▶ **BRIEF**: Scan the listing below for "JSON", then report every line that has it.

━━━━━ DATA EXCERPTS

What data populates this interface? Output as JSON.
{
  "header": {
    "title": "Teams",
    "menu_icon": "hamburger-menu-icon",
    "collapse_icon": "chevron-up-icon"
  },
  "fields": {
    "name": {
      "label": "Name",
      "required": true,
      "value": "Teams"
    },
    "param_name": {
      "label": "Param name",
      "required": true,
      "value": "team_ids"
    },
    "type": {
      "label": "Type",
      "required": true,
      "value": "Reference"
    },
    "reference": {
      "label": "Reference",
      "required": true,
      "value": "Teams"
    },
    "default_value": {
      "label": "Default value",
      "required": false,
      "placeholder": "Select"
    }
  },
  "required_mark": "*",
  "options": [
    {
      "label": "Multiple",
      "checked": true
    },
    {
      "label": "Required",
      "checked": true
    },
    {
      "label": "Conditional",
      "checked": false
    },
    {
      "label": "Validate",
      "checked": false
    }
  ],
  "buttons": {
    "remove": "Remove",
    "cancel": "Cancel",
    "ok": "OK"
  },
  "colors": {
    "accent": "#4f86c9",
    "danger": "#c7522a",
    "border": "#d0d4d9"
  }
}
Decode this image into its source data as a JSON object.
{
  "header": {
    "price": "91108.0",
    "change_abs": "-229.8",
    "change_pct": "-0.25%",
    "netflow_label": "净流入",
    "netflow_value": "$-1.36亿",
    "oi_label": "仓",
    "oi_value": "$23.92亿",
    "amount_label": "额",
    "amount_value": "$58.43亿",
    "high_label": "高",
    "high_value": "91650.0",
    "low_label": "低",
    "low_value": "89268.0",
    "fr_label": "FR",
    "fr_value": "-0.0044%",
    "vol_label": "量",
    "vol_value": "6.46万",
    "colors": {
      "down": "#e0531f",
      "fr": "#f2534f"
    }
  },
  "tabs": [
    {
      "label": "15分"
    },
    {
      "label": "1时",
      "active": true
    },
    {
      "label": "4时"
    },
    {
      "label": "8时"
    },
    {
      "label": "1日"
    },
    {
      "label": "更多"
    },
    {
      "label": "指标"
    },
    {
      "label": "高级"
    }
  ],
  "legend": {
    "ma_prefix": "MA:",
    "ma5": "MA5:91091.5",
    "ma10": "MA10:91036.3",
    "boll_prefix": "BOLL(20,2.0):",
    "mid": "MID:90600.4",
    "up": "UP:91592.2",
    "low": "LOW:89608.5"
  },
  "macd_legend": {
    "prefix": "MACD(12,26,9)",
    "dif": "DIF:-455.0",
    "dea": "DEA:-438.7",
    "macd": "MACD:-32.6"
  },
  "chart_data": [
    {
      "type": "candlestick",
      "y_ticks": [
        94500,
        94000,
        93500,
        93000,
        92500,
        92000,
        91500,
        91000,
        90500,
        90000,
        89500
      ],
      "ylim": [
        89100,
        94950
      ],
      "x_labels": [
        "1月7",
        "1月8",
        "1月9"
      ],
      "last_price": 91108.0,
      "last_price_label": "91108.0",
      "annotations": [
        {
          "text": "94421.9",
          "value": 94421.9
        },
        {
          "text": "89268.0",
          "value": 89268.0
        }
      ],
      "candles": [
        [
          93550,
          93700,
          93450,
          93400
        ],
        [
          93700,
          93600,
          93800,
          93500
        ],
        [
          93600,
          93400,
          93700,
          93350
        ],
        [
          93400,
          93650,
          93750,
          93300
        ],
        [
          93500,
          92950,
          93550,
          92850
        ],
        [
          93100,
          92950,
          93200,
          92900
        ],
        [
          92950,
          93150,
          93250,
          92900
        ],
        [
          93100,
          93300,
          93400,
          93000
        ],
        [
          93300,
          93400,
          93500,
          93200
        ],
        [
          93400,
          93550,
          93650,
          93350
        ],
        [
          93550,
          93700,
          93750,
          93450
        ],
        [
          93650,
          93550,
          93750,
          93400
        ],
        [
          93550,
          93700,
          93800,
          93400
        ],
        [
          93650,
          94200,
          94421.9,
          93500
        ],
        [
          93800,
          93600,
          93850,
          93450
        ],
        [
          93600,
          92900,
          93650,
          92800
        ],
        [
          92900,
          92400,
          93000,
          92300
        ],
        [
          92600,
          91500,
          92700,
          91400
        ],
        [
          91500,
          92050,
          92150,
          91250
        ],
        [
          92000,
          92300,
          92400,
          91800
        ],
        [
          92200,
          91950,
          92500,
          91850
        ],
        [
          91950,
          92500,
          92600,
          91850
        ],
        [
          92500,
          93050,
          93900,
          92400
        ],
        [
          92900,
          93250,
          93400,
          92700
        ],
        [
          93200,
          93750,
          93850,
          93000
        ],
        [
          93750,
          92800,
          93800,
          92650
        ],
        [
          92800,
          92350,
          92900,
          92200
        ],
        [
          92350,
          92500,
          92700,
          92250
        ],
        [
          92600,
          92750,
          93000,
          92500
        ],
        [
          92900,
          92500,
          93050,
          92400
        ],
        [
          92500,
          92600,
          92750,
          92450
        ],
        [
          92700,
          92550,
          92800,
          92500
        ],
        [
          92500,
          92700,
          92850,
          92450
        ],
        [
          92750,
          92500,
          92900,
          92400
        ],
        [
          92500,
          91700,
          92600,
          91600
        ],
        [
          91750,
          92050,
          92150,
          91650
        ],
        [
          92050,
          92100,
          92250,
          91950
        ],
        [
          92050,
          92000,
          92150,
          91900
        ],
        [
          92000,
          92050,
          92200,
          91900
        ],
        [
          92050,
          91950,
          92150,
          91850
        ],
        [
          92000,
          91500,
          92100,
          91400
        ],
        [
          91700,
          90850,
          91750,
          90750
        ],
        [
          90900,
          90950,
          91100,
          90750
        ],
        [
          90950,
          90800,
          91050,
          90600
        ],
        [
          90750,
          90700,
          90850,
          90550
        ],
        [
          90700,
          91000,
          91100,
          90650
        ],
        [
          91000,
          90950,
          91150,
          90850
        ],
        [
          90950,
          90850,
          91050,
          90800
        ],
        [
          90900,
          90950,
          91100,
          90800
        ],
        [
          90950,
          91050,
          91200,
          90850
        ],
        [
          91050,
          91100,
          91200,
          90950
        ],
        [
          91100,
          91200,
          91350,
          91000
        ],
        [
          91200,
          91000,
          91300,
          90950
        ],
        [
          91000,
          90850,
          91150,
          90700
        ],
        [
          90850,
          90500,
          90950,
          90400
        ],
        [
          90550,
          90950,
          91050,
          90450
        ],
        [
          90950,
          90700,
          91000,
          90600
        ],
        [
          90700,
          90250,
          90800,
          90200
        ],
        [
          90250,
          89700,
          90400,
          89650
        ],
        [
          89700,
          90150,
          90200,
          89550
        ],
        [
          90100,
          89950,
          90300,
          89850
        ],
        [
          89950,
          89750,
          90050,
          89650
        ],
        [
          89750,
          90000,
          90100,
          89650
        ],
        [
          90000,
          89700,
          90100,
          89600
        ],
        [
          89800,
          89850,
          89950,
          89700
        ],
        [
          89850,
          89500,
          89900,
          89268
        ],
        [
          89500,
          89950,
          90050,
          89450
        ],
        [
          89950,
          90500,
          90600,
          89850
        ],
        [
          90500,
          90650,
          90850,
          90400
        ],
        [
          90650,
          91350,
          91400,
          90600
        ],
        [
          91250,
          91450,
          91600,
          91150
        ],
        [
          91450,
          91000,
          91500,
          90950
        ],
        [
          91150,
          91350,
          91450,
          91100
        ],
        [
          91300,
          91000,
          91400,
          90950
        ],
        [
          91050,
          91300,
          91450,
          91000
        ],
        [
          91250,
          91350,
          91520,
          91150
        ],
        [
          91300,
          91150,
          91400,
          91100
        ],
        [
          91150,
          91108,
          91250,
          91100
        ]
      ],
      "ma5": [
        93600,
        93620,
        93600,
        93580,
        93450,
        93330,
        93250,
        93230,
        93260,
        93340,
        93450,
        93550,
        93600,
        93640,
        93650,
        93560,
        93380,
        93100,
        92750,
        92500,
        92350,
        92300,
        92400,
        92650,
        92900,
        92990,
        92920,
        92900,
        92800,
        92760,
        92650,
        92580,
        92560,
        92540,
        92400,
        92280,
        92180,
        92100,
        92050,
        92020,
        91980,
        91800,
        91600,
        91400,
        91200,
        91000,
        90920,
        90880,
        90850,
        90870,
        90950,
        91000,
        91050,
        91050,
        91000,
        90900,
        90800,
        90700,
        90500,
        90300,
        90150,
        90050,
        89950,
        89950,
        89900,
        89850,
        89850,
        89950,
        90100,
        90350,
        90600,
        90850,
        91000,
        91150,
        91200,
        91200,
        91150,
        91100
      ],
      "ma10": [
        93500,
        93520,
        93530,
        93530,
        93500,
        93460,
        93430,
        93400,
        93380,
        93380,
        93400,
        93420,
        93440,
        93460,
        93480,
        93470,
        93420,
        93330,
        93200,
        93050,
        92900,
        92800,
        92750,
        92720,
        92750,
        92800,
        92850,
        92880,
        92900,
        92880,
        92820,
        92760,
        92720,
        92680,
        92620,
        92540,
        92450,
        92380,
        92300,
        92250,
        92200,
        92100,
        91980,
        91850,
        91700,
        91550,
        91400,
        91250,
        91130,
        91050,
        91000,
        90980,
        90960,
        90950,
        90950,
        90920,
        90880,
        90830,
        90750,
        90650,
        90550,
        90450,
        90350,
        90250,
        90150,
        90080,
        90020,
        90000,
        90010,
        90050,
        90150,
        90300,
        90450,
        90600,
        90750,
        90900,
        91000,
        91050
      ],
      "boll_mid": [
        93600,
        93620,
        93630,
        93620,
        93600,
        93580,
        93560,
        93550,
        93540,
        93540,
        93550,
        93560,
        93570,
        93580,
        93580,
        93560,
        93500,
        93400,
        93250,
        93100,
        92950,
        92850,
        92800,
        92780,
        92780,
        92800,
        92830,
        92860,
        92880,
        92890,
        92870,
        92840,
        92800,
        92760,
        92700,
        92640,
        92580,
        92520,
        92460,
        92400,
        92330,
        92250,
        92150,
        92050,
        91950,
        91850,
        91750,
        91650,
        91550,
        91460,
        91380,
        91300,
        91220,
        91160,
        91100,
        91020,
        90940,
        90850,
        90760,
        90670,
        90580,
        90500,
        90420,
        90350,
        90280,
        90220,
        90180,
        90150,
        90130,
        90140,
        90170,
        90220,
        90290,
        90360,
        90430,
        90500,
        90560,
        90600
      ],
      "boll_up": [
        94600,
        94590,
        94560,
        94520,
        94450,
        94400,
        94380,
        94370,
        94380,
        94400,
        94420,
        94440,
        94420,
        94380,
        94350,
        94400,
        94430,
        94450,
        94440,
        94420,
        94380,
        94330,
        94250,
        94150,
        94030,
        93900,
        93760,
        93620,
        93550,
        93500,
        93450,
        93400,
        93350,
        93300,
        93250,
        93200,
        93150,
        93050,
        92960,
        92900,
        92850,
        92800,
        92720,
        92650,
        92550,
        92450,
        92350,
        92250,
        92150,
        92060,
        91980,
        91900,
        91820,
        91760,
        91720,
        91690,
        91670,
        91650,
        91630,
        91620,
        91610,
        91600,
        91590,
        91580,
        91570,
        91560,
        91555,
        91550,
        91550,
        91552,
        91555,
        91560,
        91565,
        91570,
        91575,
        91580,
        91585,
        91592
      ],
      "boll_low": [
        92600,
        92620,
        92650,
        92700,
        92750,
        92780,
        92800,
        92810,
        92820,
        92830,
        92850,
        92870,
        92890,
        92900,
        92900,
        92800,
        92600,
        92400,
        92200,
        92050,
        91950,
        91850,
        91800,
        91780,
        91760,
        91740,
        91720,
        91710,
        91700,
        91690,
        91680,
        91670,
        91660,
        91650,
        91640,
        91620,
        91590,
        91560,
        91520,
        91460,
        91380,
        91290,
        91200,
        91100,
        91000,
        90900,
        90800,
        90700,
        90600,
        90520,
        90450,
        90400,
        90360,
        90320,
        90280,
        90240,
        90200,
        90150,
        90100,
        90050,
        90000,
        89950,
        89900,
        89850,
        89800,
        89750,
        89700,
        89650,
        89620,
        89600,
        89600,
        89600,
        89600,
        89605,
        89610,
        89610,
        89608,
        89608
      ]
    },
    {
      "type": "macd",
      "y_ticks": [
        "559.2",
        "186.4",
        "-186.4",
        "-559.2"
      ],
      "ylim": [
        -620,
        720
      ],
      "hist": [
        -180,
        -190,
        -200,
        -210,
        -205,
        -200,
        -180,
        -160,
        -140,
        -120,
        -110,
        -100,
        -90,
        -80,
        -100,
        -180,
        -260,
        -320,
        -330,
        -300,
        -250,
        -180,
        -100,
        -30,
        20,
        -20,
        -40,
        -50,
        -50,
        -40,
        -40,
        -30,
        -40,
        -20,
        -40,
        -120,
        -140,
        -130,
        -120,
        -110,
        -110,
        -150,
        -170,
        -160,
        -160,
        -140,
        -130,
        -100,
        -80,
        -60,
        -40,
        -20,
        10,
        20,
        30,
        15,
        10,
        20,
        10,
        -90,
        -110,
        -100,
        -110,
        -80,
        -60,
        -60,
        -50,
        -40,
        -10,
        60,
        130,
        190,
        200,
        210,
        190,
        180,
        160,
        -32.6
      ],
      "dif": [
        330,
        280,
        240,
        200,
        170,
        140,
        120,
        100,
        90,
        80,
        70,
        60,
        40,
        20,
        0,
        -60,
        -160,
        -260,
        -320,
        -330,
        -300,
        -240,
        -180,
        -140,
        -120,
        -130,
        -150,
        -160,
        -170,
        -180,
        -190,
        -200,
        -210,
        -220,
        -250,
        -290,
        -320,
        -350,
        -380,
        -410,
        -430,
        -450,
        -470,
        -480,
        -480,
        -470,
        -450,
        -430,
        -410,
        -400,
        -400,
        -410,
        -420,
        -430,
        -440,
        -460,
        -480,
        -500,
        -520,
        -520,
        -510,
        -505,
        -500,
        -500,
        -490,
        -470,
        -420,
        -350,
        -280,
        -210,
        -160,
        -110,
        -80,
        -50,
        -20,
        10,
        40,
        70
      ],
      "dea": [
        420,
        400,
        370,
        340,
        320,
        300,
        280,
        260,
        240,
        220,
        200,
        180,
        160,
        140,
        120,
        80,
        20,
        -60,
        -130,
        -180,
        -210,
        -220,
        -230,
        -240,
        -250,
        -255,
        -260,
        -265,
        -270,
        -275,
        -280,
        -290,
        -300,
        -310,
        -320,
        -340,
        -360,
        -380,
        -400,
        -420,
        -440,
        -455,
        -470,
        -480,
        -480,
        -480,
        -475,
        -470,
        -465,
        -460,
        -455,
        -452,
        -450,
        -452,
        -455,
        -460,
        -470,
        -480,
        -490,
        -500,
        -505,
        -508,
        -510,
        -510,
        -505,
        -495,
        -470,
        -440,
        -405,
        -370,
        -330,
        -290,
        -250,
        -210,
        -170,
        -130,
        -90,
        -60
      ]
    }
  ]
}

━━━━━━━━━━

▶ **EXERCISE RESULT**:
What data populates this interface? Output as JSON.
Decode this image into its source data as a JSON object.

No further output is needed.